**Work instructions**. Please output the listing below character for character and omit the images.

**Records to process**.
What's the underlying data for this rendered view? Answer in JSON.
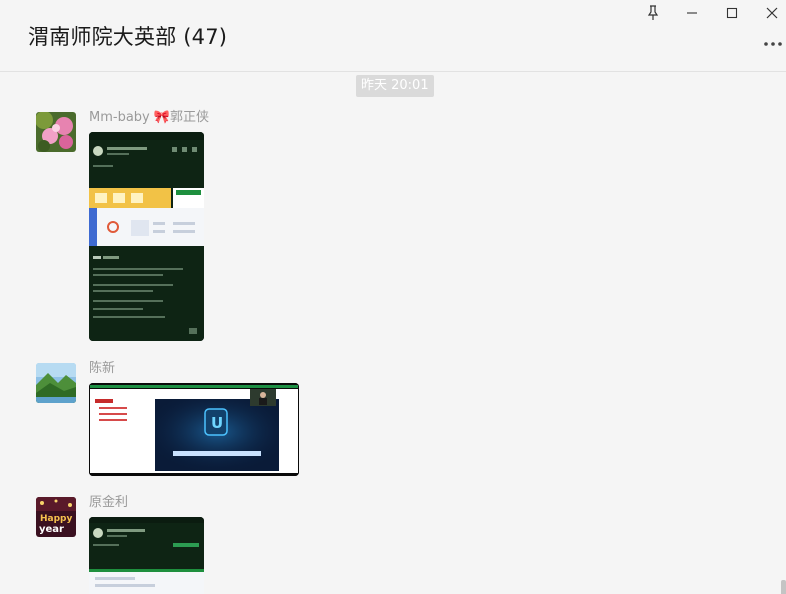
{
  "window": {
    "title": "渭南师院大英部 (47)",
    "controls": [
      "pin-icon",
      "minimize-icon",
      "maximize-icon",
      "close-icon"
    ],
    "more_icon": "more-horizontal-icon"
  },
  "chat": {
    "timestamp": "昨天 20:01",
    "messages": [
      {
        "sender": "Mm-baby 🎀郭正侠",
        "avatar": "flower-photo-avatar",
        "type": "image",
        "content": "phone-screenshot-image"
      },
      {
        "sender": "陈新",
        "avatar": "landscape-avatar",
        "type": "image",
        "content": "video-meeting-screenshot-image"
      },
      {
        "sender": "原金利",
        "avatar": "new-year-avatar",
        "type": "image",
        "content": "phone-screenshot-image"
      }
    ]
  },
  "colors": {
    "background": "#f5f5f5",
    "sender_text": "#9a9a9a",
    "timestamp_chip": "#dadada"
  }
}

**Answer for the task**.
What's the underlying data for this rendered view? Answer in JSON.
{
  "window": {
    "title": "渭南师院大英部 (47)",
    "controls": [
      "pin-icon",
      "minimize-icon",
      "maximize-icon",
      "close-icon"
    ],
    "more_icon": "more-horizontal-icon"
  },
  "chat": {
    "timestamp": "昨天 20:01",
    "messages": [
      {
        "sender": "Mm-baby 🎀郭正侠",
        "avatar": "flower-photo-avatar",
        "type": "image",
        "content": "phone-screenshot-image"
      },
      {
        "sender": "陈新",
        "avatar": "landscape-avatar",
        "type": "image",
        "content": "video-meeting-screenshot-image"
      },
      {
        "sender": "原金利",
        "avatar": "new-year-avatar",
        "type": "image",
        "content": "phone-screenshot-image"
      }
    ]
  },
  "colors": {
    "background": "#f5f5f5",
    "sender_text": "#9a9a9a",
    "timestamp_chip": "#dadada"
  }
}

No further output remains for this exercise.